Gentiana andrewsii
The next species of Gentian is essentially a purplish blue version of the aforementioned Yellowish Gentian and shares some of its habits.  Bottle Gentian, Gentiana andrewsii, is a gorgeous fall bloomer that is found in high quality wetland areas such as moist prairies and forest openings, fens, moist thickets and swampy areas near bodies of water.  Funnily enough I stumbled across a large colony off it in full bloom in a wet ditch along my road in Athens county, a welcome surprise!  

Gentiana andrewsii
Gentiana andrewsii























These plants stand 1-2 feet tall at maturity and produce flower buds at the top of the stem as well as in the leaf axils on the upper sets of leaves.  The flowers in the pictures are fully matured and are never seen open, hence their common name.  Similar to the Yellowish Gentian, the Bottle Gentian has 5 petals whose tips are closed at the end.  The inside of the flower structure exhibits the tiny fringing on the tips of the 5 petals as well as the stamens and pistil.  Normally the stamens are up tight against the pistil but upon opening of the flower I caused them to spread out.  The dark blue vertical lines on the inside of the petals serve as nectar guides for the pollinating bumblebees.  The bees see them through the outside of the flower and know that inside lies a nutritious meal.  The following photographs show the process of the bumblebee forcing his way inside the flower which was fascinating to watch in person.  I found a comfortable spot to sit and waited patiently for a bumblebee to buzz close enough to my lens to capture his fascinating task.  As the bumblebee breaks into the flower he disappears inside to collect his prize and upon satisfaction backs up and slides out of the flower and continues on to the next.

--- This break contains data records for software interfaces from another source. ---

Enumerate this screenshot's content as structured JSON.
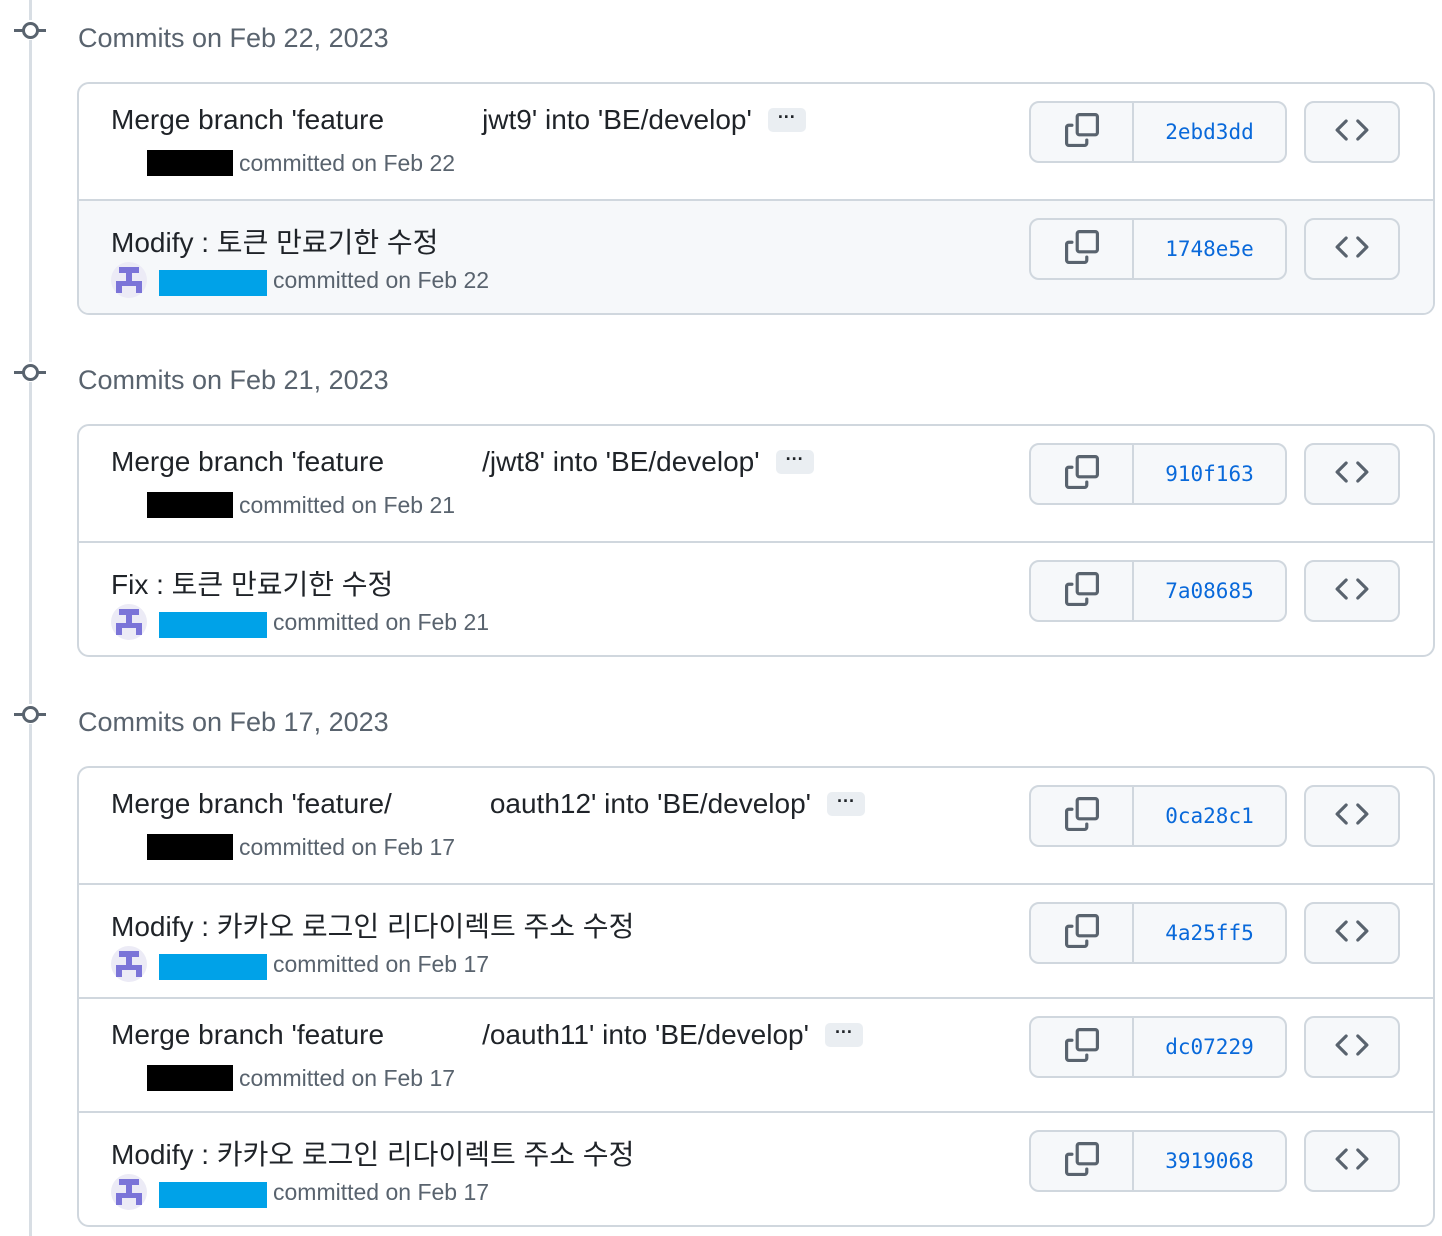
{
  "groups": [
    {
      "title": "Commits on Feb 22, 2023",
      "commits": [
        {
          "msg_a": "Merge branch 'feature",
          "msg_b": "jwt9' into 'BE/develop'",
          "gap": 98,
          "has_ellipsis": true,
          "ellipsis": "···",
          "author_redaction": "black",
          "meta": "committed on Feb 22",
          "sha": "2ebd3dd",
          "highlight": false
        },
        {
          "msg_a": "Modify : 토큰 만료기한 수정",
          "msg_b": "",
          "gap": 0,
          "has_ellipsis": false,
          "ellipsis": "",
          "author_redaction": "avatar",
          "meta": "committed on Feb 22",
          "sha": "1748e5e",
          "highlight": true
        }
      ]
    },
    {
      "title": "Commits on Feb 21, 2023",
      "commits": [
        {
          "msg_a": "Merge branch 'feature",
          "msg_b": "/jwt8' into 'BE/develop'",
          "gap": 98,
          "has_ellipsis": true,
          "ellipsis": "···",
          "author_redaction": "black",
          "meta": "committed on Feb 21",
          "sha": "910f163",
          "highlight": false
        },
        {
          "msg_a": "Fix : 토큰 만료기한 수정",
          "msg_b": "",
          "gap": 0,
          "has_ellipsis": false,
          "ellipsis": "",
          "author_redaction": "avatar",
          "meta": "committed on Feb 21",
          "sha": "7a08685",
          "highlight": false
        }
      ]
    },
    {
      "title": "Commits on Feb 17, 2023",
      "commits": [
        {
          "msg_a": "Merge branch 'feature/",
          "msg_b": "oauth12' into 'BE/develop'",
          "gap": 98,
          "has_ellipsis": true,
          "ellipsis": "···",
          "author_redaction": "black",
          "meta": "committed on Feb 17",
          "sha": "0ca28c1",
          "highlight": false
        },
        {
          "msg_a": "Modify : 카카오 로그인 리다이렉트 주소 수정",
          "msg_b": "",
          "gap": 0,
          "has_ellipsis": false,
          "ellipsis": "",
          "author_redaction": "avatar",
          "meta": "committed on Feb 17",
          "sha": "4a25ff5",
          "highlight": false
        },
        {
          "msg_a": "Merge branch 'feature",
          "msg_b": "/oauth11' into 'BE/develop'",
          "gap": 98,
          "has_ellipsis": true,
          "ellipsis": "···",
          "author_redaction": "black",
          "meta": "committed on Feb 17",
          "sha": "dc07229",
          "highlight": false
        },
        {
          "msg_a": "Modify : 카카오 로그인 리다이렉트 주소 수정",
          "msg_b": "",
          "gap": 0,
          "has_ellipsis": false,
          "ellipsis": "",
          "author_redaction": "avatar",
          "meta": "committed on Feb 17",
          "sha": "3919068",
          "highlight": false
        }
      ]
    }
  ]
}
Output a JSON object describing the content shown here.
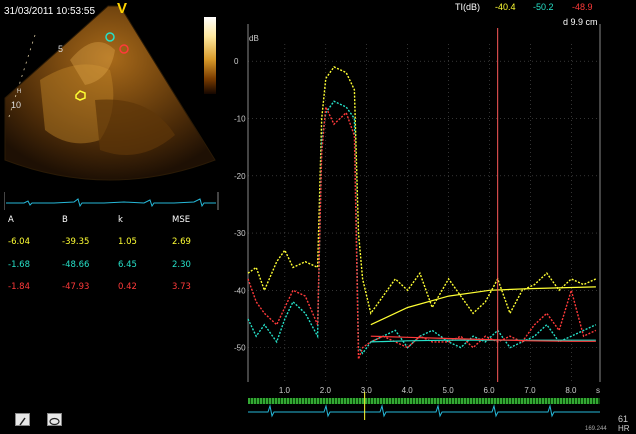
{
  "header": {
    "timestamp": "31/03/2011 10:53:55",
    "view_marker": "V",
    "ti_label": "TI(dB)",
    "ti_values": [
      "-40.4",
      "-50.2",
      "-48.9"
    ],
    "depth": "d 9.9 cm"
  },
  "image_panel": {
    "depth_ticks": [
      "5",
      "10"
    ],
    "depth_unit": "H"
  },
  "fit_table": {
    "headers": [
      "A",
      "B",
      "k",
      "MSE"
    ],
    "rows": [
      [
        "-6.04",
        "-39.35",
        "1.05",
        "2.69"
      ],
      [
        "-1.68",
        "-48.66",
        "6.45",
        "2.30"
      ],
      [
        "-1.84",
        "-47.93",
        "0.42",
        "3.73"
      ]
    ]
  },
  "colors": {
    "yellow": "#ffff33",
    "cyan": "#26e0c8",
    "red": "#ff3a3a",
    "marker": "#ff5a5a"
  },
  "chart_data": {
    "type": "line",
    "ylabel": "dB",
    "xlabel": "s",
    "xlim": [
      0.1,
      8.7
    ],
    "ylim": [
      -56,
      3
    ],
    "yticks": [
      0,
      -10,
      -20,
      -30,
      -40,
      -50
    ],
    "xticks": [
      1.0,
      2.0,
      3.0,
      4.0,
      5.0,
      6.0,
      7.0,
      8.0
    ],
    "ytick_labels": [
      "0",
      "-10",
      "-20",
      "-30",
      "-40",
      "-50"
    ],
    "xtick_labels": [
      "1.0",
      "2.0",
      "3.0",
      "4.0",
      "5.0",
      "6.0",
      "7.0",
      "8.0"
    ],
    "cursor_x": 6.2,
    "grid": true,
    "series": [
      {
        "color": "yellow",
        "x": [
          0.1,
          0.3,
          0.5,
          0.8,
          1.0,
          1.2,
          1.5,
          1.8,
          1.9,
          2.0,
          2.2,
          2.5,
          2.7,
          2.8,
          2.9,
          3.1,
          3.4,
          3.7,
          4.0,
          4.3,
          4.6,
          5.0,
          5.3,
          5.6,
          5.9,
          6.2,
          6.5,
          6.8,
          7.1,
          7.4,
          7.7,
          8.0,
          8.3,
          8.6
        ],
        "y": [
          -37,
          -36,
          -40,
          -35,
          -33,
          -36,
          -35,
          -36,
          -10,
          -3,
          -1,
          -2,
          -5,
          -30,
          -38,
          -44,
          -41,
          -38,
          -40,
          -37,
          -43,
          -38,
          -41,
          -44,
          -42,
          -38,
          -44,
          -40,
          -39,
          -37,
          -40,
          -38,
          -39,
          -38
        ]
      },
      {
        "color": "cyan",
        "x": [
          0.1,
          0.3,
          0.5,
          0.8,
          1.0,
          1.2,
          1.5,
          1.8,
          1.9,
          2.0,
          2.2,
          2.5,
          2.7,
          2.8,
          2.9,
          3.1,
          3.4,
          3.7,
          4.0,
          4.3,
          4.6,
          5.0,
          5.3,
          5.6,
          5.9,
          6.2,
          6.5,
          6.8,
          7.1,
          7.4,
          7.7,
          8.0,
          8.3,
          8.6
        ],
        "y": [
          -45,
          -48,
          -46,
          -49,
          -45,
          -42,
          -44,
          -48,
          -14,
          -9,
          -7,
          -8,
          -10,
          -50,
          -51,
          -49,
          -48,
          -47,
          -50,
          -48,
          -47,
          -49,
          -50,
          -48,
          -49,
          -47,
          -50,
          -49,
          -48,
          -46,
          -49,
          -48,
          -47,
          -46
        ]
      },
      {
        "color": "red",
        "x": [
          0.1,
          0.3,
          0.5,
          0.8,
          1.0,
          1.2,
          1.5,
          1.8,
          1.9,
          2.0,
          2.2,
          2.5,
          2.7,
          2.8,
          2.9,
          3.1,
          3.4,
          3.7,
          4.0,
          4.3,
          4.6,
          5.0,
          5.3,
          5.6,
          5.9,
          6.2,
          6.5,
          6.8,
          7.1,
          7.4,
          7.7,
          8.0,
          8.3,
          8.6
        ],
        "y": [
          -38,
          -42,
          -44,
          -46,
          -43,
          -40,
          -41,
          -46,
          -16,
          -8,
          -11,
          -9,
          -13,
          -52,
          -50,
          -49,
          -48,
          -49,
          -50,
          -48,
          -49,
          -49,
          -48,
          -50,
          -48,
          -49,
          -48,
          -49,
          -46,
          -44,
          -47,
          -40,
          -48,
          -47
        ]
      },
      {
        "color": "yellow",
        "x": [
          3.1,
          4.0,
          5.0,
          6.0,
          7.0,
          8.0,
          8.6
        ],
        "y": [
          -46,
          -43,
          -41,
          -40,
          -39.7,
          -39.5,
          -39.4
        ]
      },
      {
        "color": "cyan",
        "x": [
          3.1,
          4.0,
          5.0,
          6.0,
          7.0,
          8.0,
          8.6
        ],
        "y": [
          -49,
          -48.8,
          -48.7,
          -48.7,
          -48.7,
          -48.7,
          -48.7
        ]
      },
      {
        "color": "red",
        "x": [
          3.1,
          4.0,
          5.0,
          6.0,
          7.0,
          8.0,
          8.6
        ],
        "y": [
          -48,
          -48.2,
          -48.4,
          -48.6,
          -48.8,
          -48.9,
          -48.9
        ]
      }
    ]
  },
  "footer": {
    "hr_value": "61",
    "hr_label": "HR",
    "hr_code": "169.244"
  },
  "toolbar": {
    "pen_icon": "pen-icon",
    "oval_icon": "oval-icon"
  }
}
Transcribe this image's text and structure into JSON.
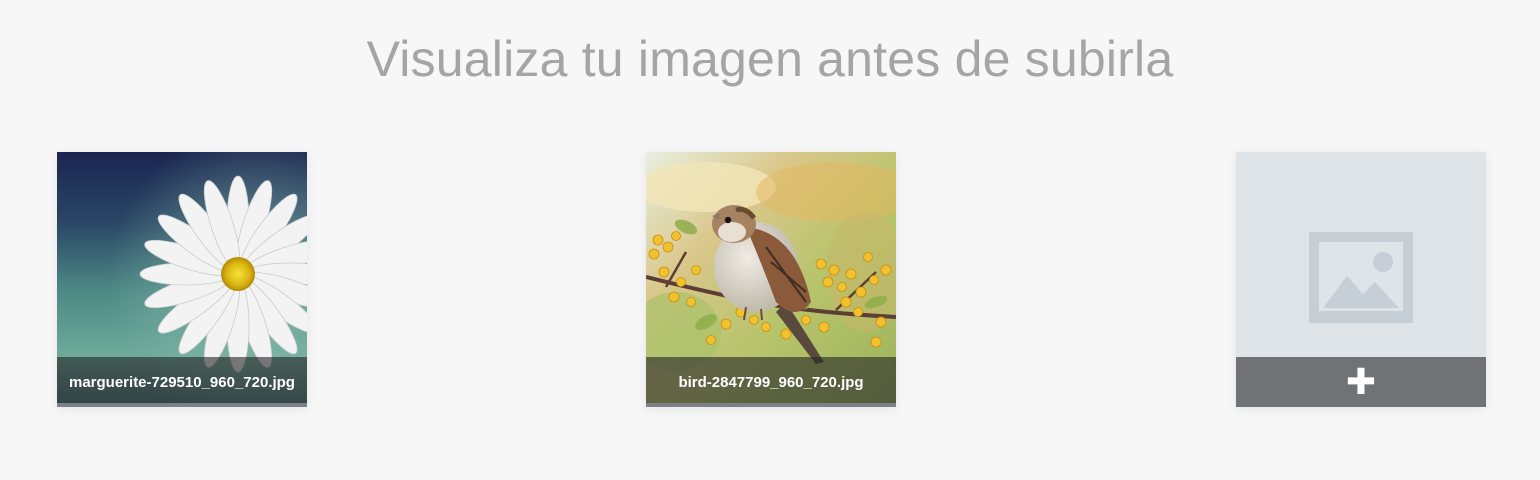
{
  "header": {
    "title": "Visualiza tu imagen antes de subirla"
  },
  "previews": [
    {
      "filename": "marguerite-729510_960_720.jpg",
      "image_subject": "white daisy flower on blue-green background"
    },
    {
      "filename": "bird-2847799_960_720.jpg",
      "image_subject": "sparrow perched on branch with yellow berries"
    }
  ],
  "upload_slot": {
    "add_symbol": "✚",
    "icon": "image-placeholder-icon"
  },
  "colors": {
    "background": "#f7f7f7",
    "title": "#a5a5a5",
    "placeholder": "#dfe4e9",
    "placeholder_icon": "#c7cfd6",
    "add_bar": "#707275"
  }
}
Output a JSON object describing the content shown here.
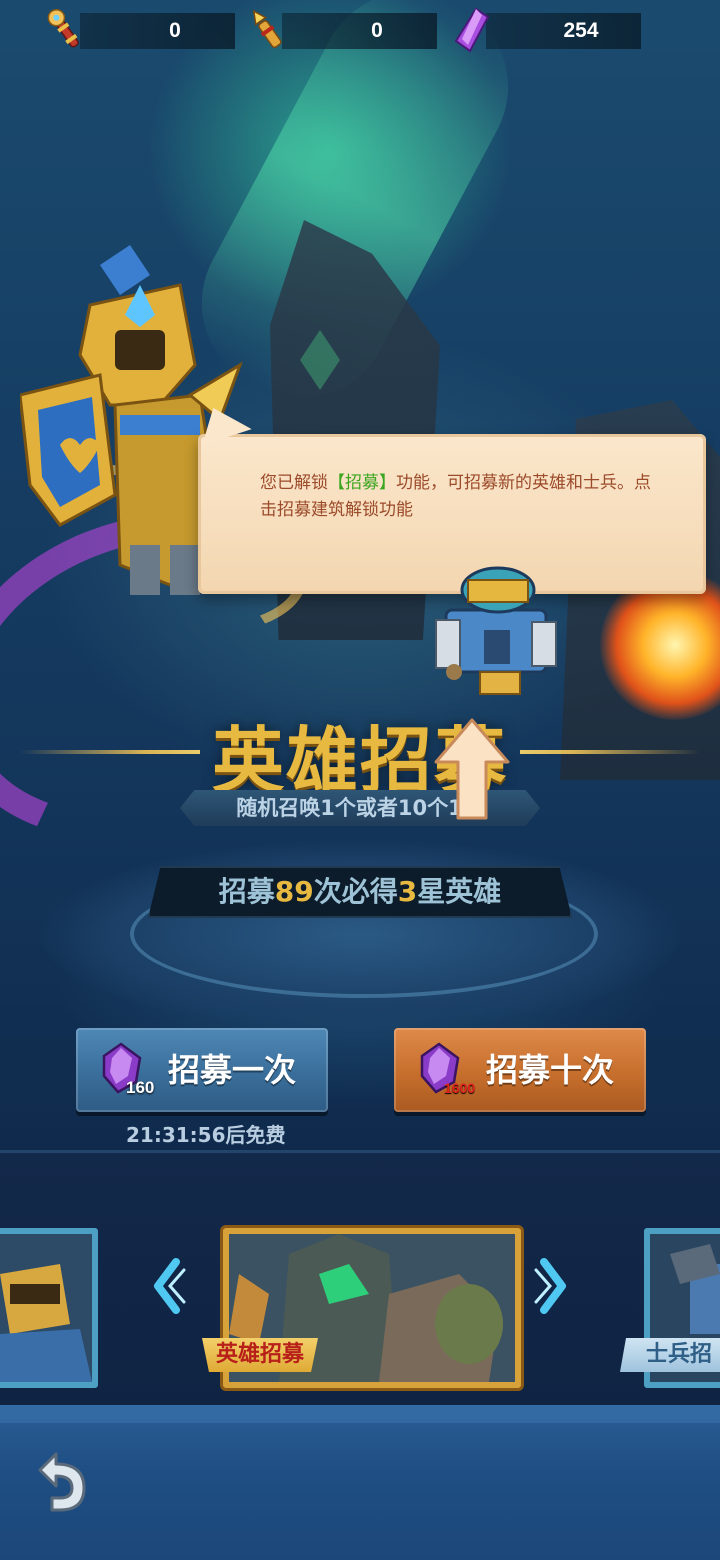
{
  "resources": [
    {
      "icon": "torch-scroll-icon",
      "value": "0"
    },
    {
      "icon": "golden-scroll-icon",
      "value": "0"
    },
    {
      "icon": "purple-gem-icon",
      "value": "254"
    }
  ],
  "dialog": {
    "text_before": "您已解锁",
    "highlight": "【招募】",
    "text_after": "功能，可招募新的英雄和士兵。点击招募建筑解锁功能"
  },
  "banner": {
    "title": "英雄招募",
    "subtitle": "随机召唤1个或者10个1星",
    "pity_prefix": "招募",
    "pity_count": "89",
    "pity_middle": "次必得",
    "pity_star": "3",
    "pity_suffix": "星英雄"
  },
  "buttons": {
    "single": {
      "label": "招募一次",
      "cost": "160"
    },
    "ten": {
      "label": "招募十次",
      "cost": "1600"
    }
  },
  "free_timer": "21:31:56后免费",
  "cards": {
    "main_tag": "英雄招募",
    "right_tag": "士兵招"
  },
  "colors": {
    "gold": "#e8b940",
    "gem_purple": "#9b3fd0",
    "dialog_text": "#9b4a2a",
    "highlight_green": "#3aa51f",
    "button_blue": "#3a6e9a",
    "button_orange": "#c66e2c",
    "cost_red": "#e0241c"
  }
}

Many people complain about all the annoying, biting and stinging flying insects in nature and wish the world was rid of them.  How regretful and sorry those people would be if their desire came to fruition.  Without the bumblebees evolved relationship with the Bottle Gentian this plant would cease to exist and the bumblebee would be without a major food source.  Such inter-relationships are vitally important to just about all flowering plants and the countless numbers of insects.  Without those bothersome six legged fliers our world would be a much more bleak, barren and hungry place.

I hope you have enjoyed my first post and look forward to the many, many more to come covering all kinds of different flora and fauna!  If along my journey I can get just one person to care and become interested in our natural world and the conservation, preservation and protection of it then I will have done my job.  After all we are all just one person and look at the differences we, you can make!

1 comment: